Lupus

Systemic lupus erythematosus is the classic “autoimmune disease”. The cause is still unknown but genetic factors play a significant role. For reasons not yet understood, the immune system in lupus patients perceives some of the body as being foreign, attempting rejection.The immune system is stimulated, which reacts against many body parts including the lining of joints, heart and lungs. Skin is often involved, as well as parts of the central nervous system. Kidney involvement can be severe but fortunately strong medications are available to help prevent otherwise, serious deterioration.

Anyone can be affected with lupus, although it is typically more common in African American women of childbearing age. The presentation can be mysterious as lupus can involve so many different parts of the body. Patients may have unexplained fevers or rashes, and bruise easily due to low platelet counts (clotting factors). Patients can present with joint inflammation which may look like rheumatoid arthritis or chest pain, which can masquerade as a heart attack. As in so many diseases, having a high index of suspicion leads to getting the right blood tests to rule out or confirm a lupus diagnosis.

Lupus often requires physicians from different specialties to be involved; nephrologists need to carefully follow the kidney involvement. Sometimes early intervention prevents lupus kidney disease from advancing. On the other hand, patients who have received kidney transplants are doing generally well.

Prednisone is one of the medications used to treat lupus.This drug is a double-edged sword as it can be lifesaving but at the same time, can cause significant side effects including weight gain, diabetes, and compression fractures. Another drug used more for  skin and joint involvement, is Plaquenil. For severe kidney involvement, drugs such as CellCept and Cytoxan, can be quite helpful. In the last few years, a new intravenous drug, Benlysta, was FDA-approved. This was the first new FDA-approved lupus drug in 50 years and appears to be more helpful in the non-kidney aspects of lupus.
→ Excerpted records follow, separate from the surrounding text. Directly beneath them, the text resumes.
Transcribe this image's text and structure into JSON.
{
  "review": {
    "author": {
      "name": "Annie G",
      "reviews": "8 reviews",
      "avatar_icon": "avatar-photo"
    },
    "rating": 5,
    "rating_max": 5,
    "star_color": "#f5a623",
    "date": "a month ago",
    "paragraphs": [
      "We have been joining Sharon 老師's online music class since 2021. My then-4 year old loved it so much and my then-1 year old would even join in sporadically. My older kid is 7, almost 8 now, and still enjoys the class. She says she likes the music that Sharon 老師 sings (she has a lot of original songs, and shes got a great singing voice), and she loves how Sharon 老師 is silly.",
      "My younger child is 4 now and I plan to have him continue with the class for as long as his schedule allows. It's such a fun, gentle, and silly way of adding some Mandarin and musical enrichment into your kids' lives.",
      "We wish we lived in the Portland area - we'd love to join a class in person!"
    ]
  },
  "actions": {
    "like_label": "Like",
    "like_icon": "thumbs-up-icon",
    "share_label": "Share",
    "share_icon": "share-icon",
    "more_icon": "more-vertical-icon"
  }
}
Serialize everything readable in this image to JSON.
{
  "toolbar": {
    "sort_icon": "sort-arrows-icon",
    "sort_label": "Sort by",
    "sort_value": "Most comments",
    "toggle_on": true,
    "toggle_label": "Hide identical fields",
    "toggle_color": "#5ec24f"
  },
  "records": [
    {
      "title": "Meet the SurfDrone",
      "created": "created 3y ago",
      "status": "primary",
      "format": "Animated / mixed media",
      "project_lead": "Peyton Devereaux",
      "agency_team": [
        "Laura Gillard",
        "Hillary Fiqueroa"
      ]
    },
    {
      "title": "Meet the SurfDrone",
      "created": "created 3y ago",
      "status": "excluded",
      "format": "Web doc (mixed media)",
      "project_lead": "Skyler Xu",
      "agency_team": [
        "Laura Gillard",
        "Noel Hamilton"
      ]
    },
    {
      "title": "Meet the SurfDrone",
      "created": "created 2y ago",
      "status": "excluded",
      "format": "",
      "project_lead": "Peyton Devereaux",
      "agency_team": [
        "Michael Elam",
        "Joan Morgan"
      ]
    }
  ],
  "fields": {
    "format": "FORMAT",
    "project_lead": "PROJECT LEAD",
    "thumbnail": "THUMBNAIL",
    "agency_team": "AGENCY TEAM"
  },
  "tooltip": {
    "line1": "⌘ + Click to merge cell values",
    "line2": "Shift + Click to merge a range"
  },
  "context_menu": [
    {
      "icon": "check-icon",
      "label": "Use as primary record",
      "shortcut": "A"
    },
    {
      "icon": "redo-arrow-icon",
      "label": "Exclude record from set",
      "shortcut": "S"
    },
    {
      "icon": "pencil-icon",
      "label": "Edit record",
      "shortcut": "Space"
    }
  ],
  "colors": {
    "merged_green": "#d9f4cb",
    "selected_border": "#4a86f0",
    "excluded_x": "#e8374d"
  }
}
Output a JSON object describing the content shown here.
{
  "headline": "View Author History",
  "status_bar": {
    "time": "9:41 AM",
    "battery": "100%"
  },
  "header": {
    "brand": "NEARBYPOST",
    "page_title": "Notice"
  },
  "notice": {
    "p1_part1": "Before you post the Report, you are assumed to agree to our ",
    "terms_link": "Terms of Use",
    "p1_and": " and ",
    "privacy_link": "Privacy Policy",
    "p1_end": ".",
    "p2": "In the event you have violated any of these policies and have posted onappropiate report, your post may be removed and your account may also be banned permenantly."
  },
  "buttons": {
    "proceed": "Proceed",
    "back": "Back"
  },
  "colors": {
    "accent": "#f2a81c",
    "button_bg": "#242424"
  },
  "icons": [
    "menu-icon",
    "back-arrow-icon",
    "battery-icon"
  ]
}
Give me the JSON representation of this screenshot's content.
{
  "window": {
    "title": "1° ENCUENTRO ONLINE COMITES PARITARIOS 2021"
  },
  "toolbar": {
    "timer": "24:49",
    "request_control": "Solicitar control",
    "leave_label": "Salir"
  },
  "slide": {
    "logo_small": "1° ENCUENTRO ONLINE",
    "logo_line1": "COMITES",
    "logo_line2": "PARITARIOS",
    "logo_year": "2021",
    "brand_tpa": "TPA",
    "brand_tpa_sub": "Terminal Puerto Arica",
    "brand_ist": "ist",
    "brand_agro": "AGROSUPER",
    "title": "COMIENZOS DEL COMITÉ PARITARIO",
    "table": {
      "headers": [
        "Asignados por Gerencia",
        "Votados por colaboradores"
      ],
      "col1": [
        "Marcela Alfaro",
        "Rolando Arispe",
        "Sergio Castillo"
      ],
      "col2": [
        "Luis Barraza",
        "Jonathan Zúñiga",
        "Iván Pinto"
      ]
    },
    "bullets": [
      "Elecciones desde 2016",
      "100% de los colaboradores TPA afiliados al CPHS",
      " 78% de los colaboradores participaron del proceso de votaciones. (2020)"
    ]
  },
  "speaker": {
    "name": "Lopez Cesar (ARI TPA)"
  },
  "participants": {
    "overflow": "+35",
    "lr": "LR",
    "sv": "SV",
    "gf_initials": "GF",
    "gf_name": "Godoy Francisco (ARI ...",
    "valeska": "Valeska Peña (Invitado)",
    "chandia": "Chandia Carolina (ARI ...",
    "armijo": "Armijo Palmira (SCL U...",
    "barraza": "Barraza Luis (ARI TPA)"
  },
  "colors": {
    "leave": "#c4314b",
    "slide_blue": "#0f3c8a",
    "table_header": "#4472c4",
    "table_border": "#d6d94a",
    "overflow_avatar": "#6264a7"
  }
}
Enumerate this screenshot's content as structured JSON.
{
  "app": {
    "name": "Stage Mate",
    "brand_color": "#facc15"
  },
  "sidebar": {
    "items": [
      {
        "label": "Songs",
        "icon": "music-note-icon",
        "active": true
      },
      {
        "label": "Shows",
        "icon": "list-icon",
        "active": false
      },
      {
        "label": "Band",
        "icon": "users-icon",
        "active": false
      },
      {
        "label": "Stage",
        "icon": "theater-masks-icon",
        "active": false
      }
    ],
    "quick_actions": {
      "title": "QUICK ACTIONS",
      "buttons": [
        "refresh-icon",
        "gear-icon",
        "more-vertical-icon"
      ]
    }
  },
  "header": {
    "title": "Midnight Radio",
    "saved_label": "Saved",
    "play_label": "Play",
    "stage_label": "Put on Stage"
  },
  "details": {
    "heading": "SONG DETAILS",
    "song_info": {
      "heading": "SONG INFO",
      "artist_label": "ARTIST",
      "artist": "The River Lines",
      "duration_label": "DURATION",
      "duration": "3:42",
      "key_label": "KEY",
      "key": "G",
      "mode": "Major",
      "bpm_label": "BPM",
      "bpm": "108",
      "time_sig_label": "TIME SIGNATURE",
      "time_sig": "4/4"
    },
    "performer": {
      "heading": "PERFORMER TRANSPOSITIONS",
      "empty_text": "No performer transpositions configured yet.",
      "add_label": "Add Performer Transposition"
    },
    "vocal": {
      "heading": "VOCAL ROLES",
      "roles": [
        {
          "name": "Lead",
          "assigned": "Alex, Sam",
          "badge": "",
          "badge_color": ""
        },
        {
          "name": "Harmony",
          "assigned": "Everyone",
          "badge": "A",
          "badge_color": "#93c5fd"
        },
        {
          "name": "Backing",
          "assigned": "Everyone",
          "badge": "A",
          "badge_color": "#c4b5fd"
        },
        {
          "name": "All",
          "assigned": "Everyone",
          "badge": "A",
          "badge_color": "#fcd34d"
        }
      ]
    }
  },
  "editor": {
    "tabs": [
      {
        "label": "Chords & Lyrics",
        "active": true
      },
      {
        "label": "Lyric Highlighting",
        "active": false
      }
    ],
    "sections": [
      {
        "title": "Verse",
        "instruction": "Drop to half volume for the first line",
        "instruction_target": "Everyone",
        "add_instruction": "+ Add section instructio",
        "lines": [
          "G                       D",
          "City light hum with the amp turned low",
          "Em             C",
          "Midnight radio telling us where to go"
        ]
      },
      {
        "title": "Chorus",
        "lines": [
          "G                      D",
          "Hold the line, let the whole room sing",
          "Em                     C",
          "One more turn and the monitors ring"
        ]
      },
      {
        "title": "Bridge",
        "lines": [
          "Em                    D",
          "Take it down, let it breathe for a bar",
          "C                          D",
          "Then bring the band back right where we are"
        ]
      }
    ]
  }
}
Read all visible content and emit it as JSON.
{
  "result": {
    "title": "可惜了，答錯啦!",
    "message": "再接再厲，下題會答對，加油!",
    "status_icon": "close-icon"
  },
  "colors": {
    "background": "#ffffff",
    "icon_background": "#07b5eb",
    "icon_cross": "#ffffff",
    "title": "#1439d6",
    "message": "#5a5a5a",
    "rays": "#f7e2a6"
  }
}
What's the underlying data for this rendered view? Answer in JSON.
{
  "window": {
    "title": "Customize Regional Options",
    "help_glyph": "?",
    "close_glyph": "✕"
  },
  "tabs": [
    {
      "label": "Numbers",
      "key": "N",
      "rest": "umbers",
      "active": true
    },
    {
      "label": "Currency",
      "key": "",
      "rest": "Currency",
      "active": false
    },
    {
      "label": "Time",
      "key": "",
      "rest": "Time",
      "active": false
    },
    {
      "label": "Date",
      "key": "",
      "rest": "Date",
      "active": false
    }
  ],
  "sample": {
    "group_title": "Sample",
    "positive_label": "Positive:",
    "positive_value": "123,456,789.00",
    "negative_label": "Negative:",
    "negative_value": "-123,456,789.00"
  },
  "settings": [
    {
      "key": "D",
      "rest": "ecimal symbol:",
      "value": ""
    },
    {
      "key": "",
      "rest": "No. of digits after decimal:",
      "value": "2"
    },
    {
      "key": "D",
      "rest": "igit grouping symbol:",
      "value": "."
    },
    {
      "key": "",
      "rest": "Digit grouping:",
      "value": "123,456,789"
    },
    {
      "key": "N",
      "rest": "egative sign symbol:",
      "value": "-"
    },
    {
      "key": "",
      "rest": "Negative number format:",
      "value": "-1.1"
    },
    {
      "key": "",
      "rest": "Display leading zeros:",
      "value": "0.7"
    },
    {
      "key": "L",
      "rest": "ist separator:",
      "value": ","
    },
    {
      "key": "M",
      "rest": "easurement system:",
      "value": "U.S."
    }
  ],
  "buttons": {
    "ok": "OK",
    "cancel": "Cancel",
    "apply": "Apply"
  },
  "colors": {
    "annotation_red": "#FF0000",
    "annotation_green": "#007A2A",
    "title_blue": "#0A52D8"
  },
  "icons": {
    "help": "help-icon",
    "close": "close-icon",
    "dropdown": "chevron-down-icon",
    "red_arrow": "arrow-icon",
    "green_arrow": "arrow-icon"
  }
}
The intention is that all these drugs may allow medical practitioners to manage lupus with a lower level of prednisone.